# Gross Profit Definition | How to Calculate It With Formulas and Examples

Calculating gross profit margin leaves many people scratching their heads in confusion. If you’ve looked over your P&L (profit and loss) statement, it’s understandable why you might be struggling to formulate a solid number.  One of the most common mistakes that business owners make is to skip to the bottom of the P&L for their net profit. While it’s true that this number gives you a general ballpark of profits, it doesn’t take into account operating costs or gross profit.  Without these figures factored into the formula, you’re not going to get a definitive analysis. It’s important to know what data needs to be included in your report and how it affects your gross profit.  To ensure that your business accounting is accurate and correct, our experts here at Seek Capital have put together this handy resource for calculating gross profit.

## Gross Profit Defined

Your business’s gross profit is the amount of money you have made after deducting costs associated with producing and selling your product or service. While the formula is simple enough on paper, there are some important components that need to be factored into the equation.

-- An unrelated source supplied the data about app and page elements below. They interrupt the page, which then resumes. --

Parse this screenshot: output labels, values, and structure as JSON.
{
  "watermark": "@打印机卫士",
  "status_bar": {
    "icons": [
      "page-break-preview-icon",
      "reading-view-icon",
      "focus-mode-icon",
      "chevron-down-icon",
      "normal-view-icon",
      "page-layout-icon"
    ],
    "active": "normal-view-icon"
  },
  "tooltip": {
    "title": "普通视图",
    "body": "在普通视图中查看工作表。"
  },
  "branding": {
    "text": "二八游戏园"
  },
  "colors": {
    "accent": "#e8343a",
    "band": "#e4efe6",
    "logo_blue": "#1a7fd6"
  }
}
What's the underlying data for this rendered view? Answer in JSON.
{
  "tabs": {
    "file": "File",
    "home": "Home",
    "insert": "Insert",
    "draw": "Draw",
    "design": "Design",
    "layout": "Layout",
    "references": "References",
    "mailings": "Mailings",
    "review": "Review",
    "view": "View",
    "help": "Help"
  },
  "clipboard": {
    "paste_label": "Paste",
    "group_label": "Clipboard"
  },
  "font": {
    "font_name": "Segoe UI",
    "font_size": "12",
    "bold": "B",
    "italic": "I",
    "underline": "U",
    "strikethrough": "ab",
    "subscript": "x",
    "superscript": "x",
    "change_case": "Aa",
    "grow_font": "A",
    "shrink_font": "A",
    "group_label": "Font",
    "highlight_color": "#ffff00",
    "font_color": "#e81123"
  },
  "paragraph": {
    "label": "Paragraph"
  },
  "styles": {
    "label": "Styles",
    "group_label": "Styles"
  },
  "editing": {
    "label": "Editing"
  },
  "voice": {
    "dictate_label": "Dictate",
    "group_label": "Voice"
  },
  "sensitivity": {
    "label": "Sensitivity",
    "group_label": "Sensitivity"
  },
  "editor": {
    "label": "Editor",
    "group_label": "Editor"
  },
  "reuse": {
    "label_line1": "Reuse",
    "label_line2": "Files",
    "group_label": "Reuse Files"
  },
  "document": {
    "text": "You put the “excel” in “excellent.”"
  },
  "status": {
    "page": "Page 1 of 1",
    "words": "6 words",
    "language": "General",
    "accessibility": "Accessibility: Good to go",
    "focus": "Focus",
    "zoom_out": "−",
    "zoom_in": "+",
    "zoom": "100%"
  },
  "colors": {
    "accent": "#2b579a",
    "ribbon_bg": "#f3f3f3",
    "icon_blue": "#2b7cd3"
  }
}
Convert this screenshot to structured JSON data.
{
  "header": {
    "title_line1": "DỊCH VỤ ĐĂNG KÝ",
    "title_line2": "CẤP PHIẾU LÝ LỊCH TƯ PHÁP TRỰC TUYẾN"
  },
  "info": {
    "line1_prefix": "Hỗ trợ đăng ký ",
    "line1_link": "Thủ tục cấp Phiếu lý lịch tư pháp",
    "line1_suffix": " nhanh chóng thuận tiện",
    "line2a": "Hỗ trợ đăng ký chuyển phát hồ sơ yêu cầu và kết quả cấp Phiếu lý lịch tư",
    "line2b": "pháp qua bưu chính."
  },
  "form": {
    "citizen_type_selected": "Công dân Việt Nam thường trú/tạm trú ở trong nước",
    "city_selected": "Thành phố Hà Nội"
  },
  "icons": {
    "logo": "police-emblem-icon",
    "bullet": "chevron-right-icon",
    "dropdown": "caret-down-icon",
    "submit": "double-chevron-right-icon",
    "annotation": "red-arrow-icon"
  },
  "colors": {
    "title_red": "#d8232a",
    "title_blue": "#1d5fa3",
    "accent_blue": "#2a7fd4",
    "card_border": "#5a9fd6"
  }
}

### Fixed Costs

These are the costs that never change throughout the production of your goods. Some examples of fixed costs are things like the rent and taxes you pay on your building or warehouse, business insurance, and paid salaries, taxes, and benefits to your employees.

### Variable Costs

Unlike fixed costs, variable costs can change throughout production. These are expenses like materials used in the manufacturing of your goods, costs associated with shipping your goods, employees paid hourly, fees associated with credit cards, and any commissions earned by your sales staff. As you can see, both fixed and variable costs play a huge role in your gross profit. If you can learn how to keep both of these costs to a minimum, you’re more likely to enjoy a higher gross profit.

## Calculating Gross Profit Margin

Now that you have the formula for calculating gross profit, you can use it to figure out your business’s gross profit margin. Basically, gross profit is the monetary amount that your company makes, while the gross profit margin is the percentage of that amount.  Factoring gross profit margin is necessary to see how efficient your business is in its operations.  To figure out what your gross profit margin is, you will need to divide your gross profit by your total revenue and multiply the outcome by 100. Using the values from above, let’s observe the formula for determining your gross profit margin. \$14,000 (gross profit) ÷ \$20,000 (revenue) = 0.7 X 100 = 70% gross profit margin